I tack around and carry on – having relinquished my lead in the cruiser fleet to Nigel Burt in his Evolution 26, Resolution, I'm feeling a little cheated. Our inflatable mark is identical to the 3 that Highcliffe just laid. We're lost. Thankfully one of the Highcliffe sailors in his Europe helps us by loudly declaring “Shit! I've sailed to the wrong ****ing mark!”

Encouraged and grateful we tack towards our mark. Tabby II – a very large and ponderous Sadler 32 is lurching towards the mark on port. Resolution rounds ahead and I slow, waiting for the Sadler to tack round. It tacks.
Seizing my opportunity I dive into the gap vacated by the tacking Tabby II – preparing to power through her lee.
Did I forget to mention that Tabby is a Sadler 32? Note to self – NOTHING powers through the lee of a 32 foot boat unless it has a 50 foot mast. I'm parked, no wind.

Tabby chunders along and the breeze returns. I bear away onto a broad reach and continue in pursuit of Resolution. The benefit of having only 1 incompetent crew member to supervise (me) and no spinnaker becomes clear. Resolution is attempting to do boat handling. Mine is already done, I'm fumbling for the water bottle instead.
While she hoists her kite I reach up across her stern and adopt a menacing position on her windward hip. Nigel tells me to bugger off or capsize or something. I pay no attention as I'm preoccupied with finding a safe, stable and comfortable position for myself as I lurch downwind.

20 minutes later and by now in considerable pain I'm concluding that downwind sailing in an RS300 is possibly the worst experience of my life. The Evolution 26 has remained stubbornly abeam all the way down this leg while her relaxed and tanned crew have sprawled themselves comfortably on the deck, drinking beer. I, meanwhile, have shifted awkwardly from standing to crouching to kneeling every 5 minutes while occasionally stifling sobs of pain and frustration.

Around Chewton Glen mark we turn (this mark of the course is in Hampshire – I've actually left the county during the race) and we begin to beat back towards the finish.

Still in pain I'm finally able to stretch out and hike. The beat, I hope, is my opportunity to catch and overtake the Evolution.
No such luck. I dived low to avoid her wind shadow and she's stubbornly lifting to windward  and staying pretty much abeam. To make matters worse, the J24 which had a pig of a start is now climbing through me.
We split tacks a number of times on the long beat home but by the finish mark I'm about a minute behind both boats. As they continue onto their second lap I decide I'm done for the evening.
The Class 3 boats, including Tabby and my brother and Beasley in the Sonata, also finish after the one lap – and I stayed ahead of them at least.
Coming back into the harbour I'm greeted by Ela in her Splash. We beat back to the club in a dying breeze and glorious sunset. By the time I reach the slipway I can barely move. Today I can barely move. Tomorrow I'll go sailing again.

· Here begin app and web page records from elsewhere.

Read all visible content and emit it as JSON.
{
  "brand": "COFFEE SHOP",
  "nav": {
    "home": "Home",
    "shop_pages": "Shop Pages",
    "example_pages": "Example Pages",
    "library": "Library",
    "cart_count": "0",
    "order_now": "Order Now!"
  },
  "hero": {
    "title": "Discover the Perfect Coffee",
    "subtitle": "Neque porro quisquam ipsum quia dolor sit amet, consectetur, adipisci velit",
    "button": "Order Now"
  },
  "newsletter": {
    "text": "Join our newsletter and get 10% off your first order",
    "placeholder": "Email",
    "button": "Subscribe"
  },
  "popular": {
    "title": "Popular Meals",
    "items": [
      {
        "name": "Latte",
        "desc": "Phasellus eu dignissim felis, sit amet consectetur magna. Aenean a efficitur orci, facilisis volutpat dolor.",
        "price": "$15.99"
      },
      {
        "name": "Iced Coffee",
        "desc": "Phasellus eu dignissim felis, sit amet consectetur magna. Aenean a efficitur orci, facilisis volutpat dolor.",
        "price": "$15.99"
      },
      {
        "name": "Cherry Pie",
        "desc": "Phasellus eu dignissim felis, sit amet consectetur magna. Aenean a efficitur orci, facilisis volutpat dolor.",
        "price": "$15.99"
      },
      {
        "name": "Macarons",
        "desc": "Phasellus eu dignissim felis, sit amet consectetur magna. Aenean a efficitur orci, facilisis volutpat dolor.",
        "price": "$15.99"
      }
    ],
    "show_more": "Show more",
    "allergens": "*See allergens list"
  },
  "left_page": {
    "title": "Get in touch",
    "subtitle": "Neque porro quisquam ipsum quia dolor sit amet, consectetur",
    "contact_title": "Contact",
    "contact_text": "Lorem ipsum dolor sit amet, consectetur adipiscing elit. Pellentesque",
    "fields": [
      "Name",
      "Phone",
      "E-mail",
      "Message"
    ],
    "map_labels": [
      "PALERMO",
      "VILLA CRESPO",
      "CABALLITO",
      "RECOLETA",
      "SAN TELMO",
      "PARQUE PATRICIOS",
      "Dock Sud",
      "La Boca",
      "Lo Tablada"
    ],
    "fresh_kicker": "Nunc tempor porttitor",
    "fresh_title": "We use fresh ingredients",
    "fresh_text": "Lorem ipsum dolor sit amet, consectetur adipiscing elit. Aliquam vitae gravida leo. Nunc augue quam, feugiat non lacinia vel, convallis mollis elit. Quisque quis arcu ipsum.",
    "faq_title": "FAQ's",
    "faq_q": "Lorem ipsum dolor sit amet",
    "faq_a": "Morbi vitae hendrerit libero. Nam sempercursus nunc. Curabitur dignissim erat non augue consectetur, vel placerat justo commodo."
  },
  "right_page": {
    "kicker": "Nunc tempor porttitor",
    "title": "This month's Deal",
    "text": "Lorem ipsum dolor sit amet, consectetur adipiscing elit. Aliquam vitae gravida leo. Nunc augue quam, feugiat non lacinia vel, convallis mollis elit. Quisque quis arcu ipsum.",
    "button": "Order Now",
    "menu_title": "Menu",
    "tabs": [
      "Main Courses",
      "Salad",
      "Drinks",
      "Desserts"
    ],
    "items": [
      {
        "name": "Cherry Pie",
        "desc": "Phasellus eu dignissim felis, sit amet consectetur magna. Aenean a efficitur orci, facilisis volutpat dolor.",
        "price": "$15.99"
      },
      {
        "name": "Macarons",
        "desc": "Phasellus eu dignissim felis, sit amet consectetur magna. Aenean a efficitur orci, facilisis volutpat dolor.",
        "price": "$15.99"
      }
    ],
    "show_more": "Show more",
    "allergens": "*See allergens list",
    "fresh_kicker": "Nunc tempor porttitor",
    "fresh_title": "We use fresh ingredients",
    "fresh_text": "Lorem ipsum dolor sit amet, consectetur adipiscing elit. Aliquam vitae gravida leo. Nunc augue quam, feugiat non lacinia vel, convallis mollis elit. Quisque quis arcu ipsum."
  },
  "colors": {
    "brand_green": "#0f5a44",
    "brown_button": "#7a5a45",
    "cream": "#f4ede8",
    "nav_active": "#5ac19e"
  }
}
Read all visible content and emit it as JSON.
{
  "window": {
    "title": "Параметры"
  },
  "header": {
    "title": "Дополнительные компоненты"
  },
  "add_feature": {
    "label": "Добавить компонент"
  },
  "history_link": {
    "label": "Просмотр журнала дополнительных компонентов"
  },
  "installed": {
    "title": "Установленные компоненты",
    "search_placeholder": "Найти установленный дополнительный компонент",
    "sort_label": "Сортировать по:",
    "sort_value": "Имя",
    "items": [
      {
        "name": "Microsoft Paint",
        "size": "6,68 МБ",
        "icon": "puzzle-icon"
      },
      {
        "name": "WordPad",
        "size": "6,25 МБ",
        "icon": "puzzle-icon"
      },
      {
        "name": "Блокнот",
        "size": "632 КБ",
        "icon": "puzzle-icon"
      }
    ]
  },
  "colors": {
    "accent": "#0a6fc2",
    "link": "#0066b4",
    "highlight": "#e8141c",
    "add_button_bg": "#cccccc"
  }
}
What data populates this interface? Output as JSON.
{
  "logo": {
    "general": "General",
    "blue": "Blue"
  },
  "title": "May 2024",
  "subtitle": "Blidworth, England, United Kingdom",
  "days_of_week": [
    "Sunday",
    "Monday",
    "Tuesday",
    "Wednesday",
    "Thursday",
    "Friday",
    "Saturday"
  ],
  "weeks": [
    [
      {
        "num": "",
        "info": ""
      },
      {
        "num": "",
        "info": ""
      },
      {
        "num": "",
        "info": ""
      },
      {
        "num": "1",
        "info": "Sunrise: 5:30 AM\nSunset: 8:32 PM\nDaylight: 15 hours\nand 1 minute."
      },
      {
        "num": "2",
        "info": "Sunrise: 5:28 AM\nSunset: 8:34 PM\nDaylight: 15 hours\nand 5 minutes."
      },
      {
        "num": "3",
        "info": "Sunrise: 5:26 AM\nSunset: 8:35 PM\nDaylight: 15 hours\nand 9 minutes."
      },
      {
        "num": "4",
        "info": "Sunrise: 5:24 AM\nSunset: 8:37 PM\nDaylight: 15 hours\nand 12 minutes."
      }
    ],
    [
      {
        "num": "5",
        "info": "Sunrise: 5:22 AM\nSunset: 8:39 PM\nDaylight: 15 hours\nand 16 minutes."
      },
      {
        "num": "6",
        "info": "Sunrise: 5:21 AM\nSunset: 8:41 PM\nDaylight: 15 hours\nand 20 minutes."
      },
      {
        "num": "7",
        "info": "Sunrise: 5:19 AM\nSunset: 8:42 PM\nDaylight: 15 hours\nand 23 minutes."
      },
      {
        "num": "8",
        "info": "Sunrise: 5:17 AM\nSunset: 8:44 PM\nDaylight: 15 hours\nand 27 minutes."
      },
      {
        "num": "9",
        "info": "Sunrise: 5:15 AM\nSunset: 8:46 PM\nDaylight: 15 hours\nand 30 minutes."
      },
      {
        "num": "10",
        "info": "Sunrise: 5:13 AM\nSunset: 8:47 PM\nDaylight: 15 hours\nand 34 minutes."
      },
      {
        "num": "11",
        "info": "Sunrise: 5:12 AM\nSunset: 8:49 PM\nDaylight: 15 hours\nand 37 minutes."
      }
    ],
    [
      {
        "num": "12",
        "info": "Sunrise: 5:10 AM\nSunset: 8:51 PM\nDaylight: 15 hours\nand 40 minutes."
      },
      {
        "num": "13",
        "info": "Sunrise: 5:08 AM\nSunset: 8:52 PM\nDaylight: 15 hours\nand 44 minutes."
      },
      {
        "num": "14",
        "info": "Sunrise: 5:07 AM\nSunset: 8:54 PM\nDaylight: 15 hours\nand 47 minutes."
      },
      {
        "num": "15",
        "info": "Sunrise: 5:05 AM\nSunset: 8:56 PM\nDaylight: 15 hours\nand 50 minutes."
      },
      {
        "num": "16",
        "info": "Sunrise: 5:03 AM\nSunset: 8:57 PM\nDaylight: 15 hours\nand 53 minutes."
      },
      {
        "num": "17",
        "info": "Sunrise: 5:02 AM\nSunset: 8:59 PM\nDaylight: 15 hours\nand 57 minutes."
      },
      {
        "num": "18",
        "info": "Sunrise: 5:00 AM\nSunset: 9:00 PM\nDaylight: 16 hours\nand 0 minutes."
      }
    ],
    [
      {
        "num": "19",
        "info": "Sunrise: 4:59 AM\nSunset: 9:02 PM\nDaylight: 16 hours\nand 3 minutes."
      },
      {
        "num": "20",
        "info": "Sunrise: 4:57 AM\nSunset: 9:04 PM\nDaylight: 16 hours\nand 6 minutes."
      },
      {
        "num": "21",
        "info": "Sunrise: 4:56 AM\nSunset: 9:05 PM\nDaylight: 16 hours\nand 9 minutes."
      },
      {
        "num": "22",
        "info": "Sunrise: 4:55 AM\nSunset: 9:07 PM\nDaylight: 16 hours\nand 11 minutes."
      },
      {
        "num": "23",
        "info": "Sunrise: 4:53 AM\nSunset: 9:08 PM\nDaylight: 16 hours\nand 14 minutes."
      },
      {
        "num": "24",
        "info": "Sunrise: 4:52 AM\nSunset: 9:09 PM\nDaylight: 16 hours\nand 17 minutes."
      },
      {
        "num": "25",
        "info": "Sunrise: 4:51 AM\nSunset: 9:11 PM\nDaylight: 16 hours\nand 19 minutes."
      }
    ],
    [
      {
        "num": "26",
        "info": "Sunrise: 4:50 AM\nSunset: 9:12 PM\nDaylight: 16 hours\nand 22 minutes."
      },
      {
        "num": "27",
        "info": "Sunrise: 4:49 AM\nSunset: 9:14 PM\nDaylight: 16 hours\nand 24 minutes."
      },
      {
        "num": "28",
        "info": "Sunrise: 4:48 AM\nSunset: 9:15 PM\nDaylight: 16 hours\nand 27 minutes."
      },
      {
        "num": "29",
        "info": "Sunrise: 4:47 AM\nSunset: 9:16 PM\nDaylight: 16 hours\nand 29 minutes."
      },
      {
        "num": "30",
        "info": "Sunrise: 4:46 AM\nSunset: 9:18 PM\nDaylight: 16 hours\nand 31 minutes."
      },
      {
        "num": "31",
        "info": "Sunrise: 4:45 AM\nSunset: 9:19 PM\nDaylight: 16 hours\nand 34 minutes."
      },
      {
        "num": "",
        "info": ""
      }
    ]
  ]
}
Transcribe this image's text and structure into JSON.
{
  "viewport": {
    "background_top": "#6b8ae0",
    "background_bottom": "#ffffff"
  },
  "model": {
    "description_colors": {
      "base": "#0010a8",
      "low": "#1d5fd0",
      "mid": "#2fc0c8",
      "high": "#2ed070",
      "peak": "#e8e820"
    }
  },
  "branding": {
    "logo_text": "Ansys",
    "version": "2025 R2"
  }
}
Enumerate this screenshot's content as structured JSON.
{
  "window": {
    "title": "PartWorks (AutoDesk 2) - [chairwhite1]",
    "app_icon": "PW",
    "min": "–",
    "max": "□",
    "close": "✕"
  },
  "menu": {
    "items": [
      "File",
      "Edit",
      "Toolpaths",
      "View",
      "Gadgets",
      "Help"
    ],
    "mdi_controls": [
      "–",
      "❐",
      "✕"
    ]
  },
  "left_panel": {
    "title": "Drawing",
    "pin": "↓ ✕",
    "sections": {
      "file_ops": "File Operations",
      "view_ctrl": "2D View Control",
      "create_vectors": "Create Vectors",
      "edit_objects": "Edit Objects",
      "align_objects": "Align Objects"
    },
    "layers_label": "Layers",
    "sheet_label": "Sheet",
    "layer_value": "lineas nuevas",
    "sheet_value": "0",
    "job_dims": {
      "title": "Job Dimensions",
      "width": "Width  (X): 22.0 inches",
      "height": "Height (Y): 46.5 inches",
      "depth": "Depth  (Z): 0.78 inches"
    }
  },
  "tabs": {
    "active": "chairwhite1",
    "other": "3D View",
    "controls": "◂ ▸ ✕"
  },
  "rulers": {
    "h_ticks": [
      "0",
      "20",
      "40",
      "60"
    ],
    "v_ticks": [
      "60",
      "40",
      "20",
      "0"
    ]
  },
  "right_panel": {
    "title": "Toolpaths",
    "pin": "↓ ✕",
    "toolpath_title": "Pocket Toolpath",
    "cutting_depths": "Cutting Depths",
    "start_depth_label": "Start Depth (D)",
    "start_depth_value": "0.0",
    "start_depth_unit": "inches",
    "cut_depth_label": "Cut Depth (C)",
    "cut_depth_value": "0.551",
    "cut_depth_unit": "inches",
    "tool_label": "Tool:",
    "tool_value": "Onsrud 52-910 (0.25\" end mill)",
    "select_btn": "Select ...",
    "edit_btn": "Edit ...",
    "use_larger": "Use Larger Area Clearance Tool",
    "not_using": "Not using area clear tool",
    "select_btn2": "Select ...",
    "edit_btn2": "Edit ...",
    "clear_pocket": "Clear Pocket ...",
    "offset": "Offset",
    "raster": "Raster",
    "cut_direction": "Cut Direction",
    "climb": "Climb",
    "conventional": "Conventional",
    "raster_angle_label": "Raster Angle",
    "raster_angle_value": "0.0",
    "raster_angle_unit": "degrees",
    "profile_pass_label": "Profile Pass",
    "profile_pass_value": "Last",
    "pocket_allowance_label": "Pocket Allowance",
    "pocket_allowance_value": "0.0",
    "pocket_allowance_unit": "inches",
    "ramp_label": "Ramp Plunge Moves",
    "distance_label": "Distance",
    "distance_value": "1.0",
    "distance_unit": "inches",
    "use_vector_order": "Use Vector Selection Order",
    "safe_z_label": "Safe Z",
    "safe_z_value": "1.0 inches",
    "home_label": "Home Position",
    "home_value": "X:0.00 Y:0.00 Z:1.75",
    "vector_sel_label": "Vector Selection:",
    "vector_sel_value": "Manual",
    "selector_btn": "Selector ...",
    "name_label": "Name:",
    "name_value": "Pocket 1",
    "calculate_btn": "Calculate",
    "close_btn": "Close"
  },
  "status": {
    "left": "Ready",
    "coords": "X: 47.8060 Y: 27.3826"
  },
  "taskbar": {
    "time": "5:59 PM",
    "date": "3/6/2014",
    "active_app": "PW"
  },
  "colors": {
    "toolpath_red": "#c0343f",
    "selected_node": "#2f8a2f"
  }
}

Lessons learned
Downwind in waves and light winds introduces a whole new dimension of pain.
Upwind I'm faster than a Sonata but slower than a J24
The Cruisers won't include me in their results so next week I'm packing a set of flares, a liferaft and an anchor.
By not stealing some points in the Evening series I've taken the moral high ground, especially compared with the sneaky laser sailors.